• What the exercise asks: Where does the word "number" show up in the records? Copy every line that holds it.

****

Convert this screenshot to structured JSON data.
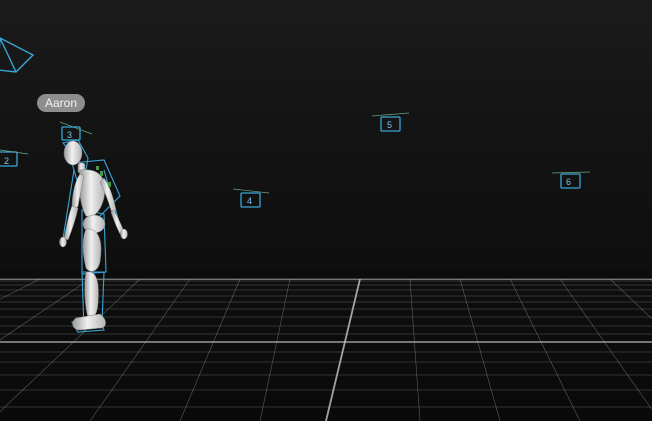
{
  "actor": {
    "name": "Aaron"
  },
  "cameras": [
    {
      "id": "camera-2",
      "number": "2"
    },
    {
      "id": "camera-3",
      "number": "3"
    },
    {
      "id": "camera-4",
      "number": "4"
    },
    {
      "id": "camera-5",
      "number": "5"
    },
    {
      "id": "camera-6",
      "number": "6"
    }
  ],
  "colors": {
    "background": "#0c0c0c",
    "grid": "#bdbdbd",
    "camera_outline": "#3aa6d8",
    "skeleton_outline": "#3aa6d8",
    "mannequin": "#dcdcdc",
    "label_bg": "#8e8e8e"
  }
}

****

• Written solution:
      "number": "2"
      "number": "3"
      "number": "4"
      "number": "5"
      "number": "6"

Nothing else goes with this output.